Last November, Florida voters overwhelmingly passed Amendment 4 which restored voting rights to felons who had served out their sentences. There were no qualifiers in the amendment language other than excluding those convicted of murder or violent sex crimes, and when it went into effect in January, it had the desired result: a lot of people who had been denied the right to vote began to register.
Well, the Republican-dominated state legislature couldn’t let that happen, now could they? After losing challenges to the amendment itself before the election, they decided to come up with qualifiers of their own.
The bill could disenfranchise more than half a million Floridians who have not completed restitution payments. (More than 80 percent of fines levied by courts in Florida from 2014 to 2018 had “minimal collections expectations,” according to the Clerk of Courts association, because defendants were too poor to pay them off.) Those with past felony convictions who have completed probation and parole began registering to vote in January, when Amendment 4 went into effect, and voter registration numbers have more than doubled from the same period four years ago. Now that could all come to a halt. “This is clearly an effort to undermine the will of the voters,” says Micah Kubic, executive director of the ACLU of Florida. “We are creating a two-tiered system and saying how much money you have can determine whether you can vote.”
It’s not just in Florida, either.
The move to gut Amendment 4 is part of a broader effort by Republican-controlled states to restrict access to the ballot after voters approved ballot initiatives in November’s midterm elections to expand voting rights and elected Democrats who supported policies like automatic voter registration and felon reenfranchisement. “There is an uptick in activity around measures to restrict voting access,” the Brennan Center for Justice states in a new report, with 19 bills restricting voting access moving through state legislatures in 10 states.
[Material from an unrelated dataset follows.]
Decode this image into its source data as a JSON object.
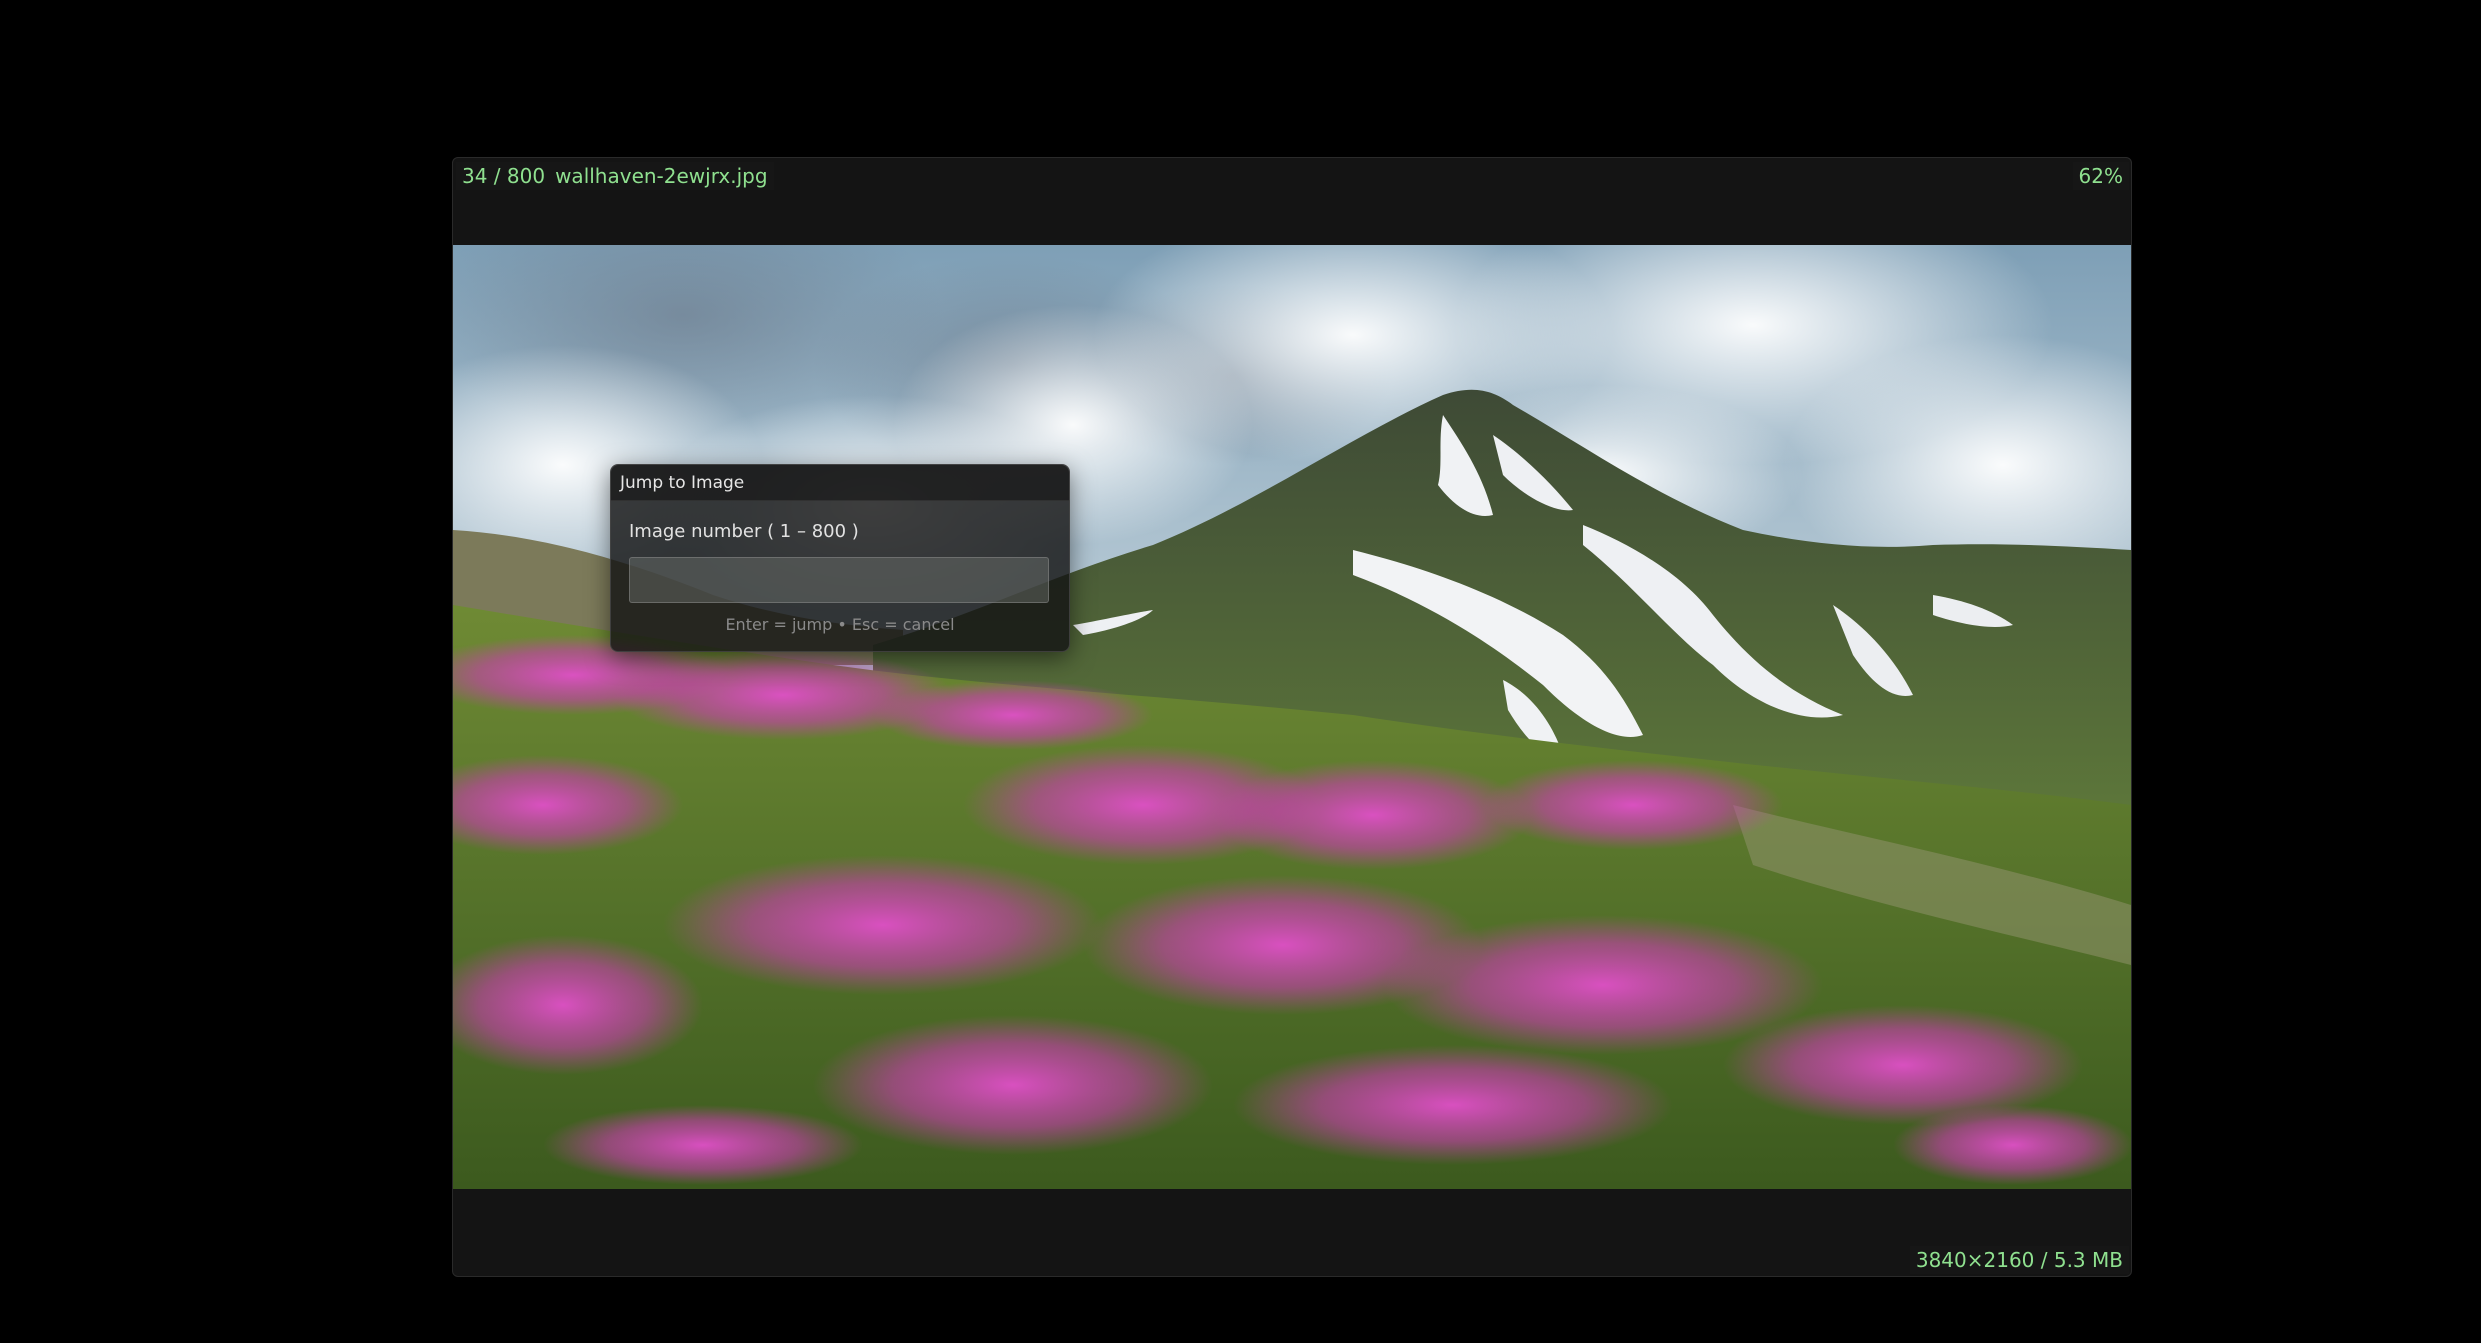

Tennessee Gov. Bill Lee signed a bill on Thursday that could curtail voter registration drives by imposing fines of up to $10,000 on groups that submit incomplete registration forms, even though they’re required by state law to hand in any registration forms they collect. The law imposes additional requirements on registration groups, such as mandatory state training and limited time windows to submit registrations, and failure to meet these requirements is punishable by jail time. Civil rights groups allege that the law is an effort to disenfranchise black voters after the Tennessee Black Voter Project registered 90,000 African Americans ahead of the 2018 election. Shortly after Lee signed the measure into law, the Tennessee chapter of the NAACP and other civil rights groups filed suit against state officials to challenge it.
The Texas state senate passed a similar bill, which would make it a felony—punishable by jail time—for a voter to provide false information on a voter registration form or cast a ballot when the person is ineligible to vote, even if it’s an honest mistake and the ballot is not counted. The Texas House of Representatives is now considering the bill.
I fully expect the Florida law to be challenged in court, but it’s obvious that the Republicans in Tallahassee and other state capitals where they are beginning to find themselves in a bind for their blatant rigging of the system: both Michigan and Ohio’s congressional districts that were gerrymandered within an inch of their lives by GOP legislatures have been tossed out by the courts. (In a fitting bit of irony, an Ohio legislator who is a defendant in the case complained that this ruling is politically motivated and will only help Democrats win elections.)
This is just more evidence to add to the steaming pile already accumulated on the stable floor that the only way Republicans can truly win an election — even after they lose — is by cheating and changing the rules.